■ **Work order**
Whenever a line of the records below contains the word "path", copy that line.

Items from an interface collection
BEGIN

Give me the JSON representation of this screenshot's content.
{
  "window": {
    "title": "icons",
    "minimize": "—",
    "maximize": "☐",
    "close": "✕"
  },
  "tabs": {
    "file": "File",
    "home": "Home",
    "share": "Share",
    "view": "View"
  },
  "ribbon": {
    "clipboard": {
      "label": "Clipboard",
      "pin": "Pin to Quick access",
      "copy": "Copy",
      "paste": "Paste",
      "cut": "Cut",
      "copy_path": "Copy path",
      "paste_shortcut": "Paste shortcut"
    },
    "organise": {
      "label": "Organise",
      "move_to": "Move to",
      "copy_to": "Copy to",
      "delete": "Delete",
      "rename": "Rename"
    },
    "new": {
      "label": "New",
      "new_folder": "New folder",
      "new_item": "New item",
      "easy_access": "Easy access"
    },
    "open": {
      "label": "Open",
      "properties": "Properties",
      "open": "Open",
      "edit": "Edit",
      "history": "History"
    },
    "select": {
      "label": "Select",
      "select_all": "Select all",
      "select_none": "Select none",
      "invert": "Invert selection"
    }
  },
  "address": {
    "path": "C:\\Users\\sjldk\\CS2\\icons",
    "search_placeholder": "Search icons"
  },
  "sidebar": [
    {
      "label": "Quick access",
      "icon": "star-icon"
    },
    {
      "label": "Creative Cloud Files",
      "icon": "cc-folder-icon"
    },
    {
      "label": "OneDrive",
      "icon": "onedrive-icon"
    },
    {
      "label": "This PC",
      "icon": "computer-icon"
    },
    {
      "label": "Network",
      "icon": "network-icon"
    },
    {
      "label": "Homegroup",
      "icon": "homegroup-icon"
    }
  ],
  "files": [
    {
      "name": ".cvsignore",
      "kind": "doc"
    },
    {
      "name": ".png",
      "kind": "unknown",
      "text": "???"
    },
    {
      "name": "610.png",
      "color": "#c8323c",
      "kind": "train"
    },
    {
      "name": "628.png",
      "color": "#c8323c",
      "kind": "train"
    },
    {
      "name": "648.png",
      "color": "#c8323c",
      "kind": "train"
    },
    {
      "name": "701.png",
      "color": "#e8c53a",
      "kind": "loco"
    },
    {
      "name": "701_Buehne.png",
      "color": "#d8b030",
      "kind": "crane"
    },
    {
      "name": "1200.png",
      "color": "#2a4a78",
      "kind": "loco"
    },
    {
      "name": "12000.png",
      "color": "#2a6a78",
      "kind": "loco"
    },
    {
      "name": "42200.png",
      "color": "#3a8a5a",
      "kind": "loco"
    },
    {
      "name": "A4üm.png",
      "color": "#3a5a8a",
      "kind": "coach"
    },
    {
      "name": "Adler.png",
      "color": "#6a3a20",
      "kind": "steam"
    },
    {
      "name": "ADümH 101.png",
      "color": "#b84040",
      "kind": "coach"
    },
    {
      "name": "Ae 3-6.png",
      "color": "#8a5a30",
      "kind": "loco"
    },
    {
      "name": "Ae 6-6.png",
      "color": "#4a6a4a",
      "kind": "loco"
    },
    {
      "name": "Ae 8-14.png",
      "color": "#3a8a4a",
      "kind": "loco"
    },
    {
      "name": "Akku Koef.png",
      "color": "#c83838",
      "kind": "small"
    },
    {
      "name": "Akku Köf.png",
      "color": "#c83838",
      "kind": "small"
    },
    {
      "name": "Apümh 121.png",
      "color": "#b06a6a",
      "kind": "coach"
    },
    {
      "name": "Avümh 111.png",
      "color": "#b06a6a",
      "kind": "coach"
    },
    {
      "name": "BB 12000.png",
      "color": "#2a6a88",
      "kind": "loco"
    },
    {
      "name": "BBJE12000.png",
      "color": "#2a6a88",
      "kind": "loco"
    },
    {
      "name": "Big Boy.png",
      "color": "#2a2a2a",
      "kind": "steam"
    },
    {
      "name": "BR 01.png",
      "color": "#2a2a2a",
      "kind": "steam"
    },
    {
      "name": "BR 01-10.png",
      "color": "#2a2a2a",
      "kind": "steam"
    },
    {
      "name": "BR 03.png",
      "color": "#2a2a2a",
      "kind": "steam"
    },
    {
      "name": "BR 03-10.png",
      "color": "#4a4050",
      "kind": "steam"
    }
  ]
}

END

■ **Answer box**
      "copy_path": "Copy path",
    "path": "C:\\Users\\sjldk\\CS2\\icons",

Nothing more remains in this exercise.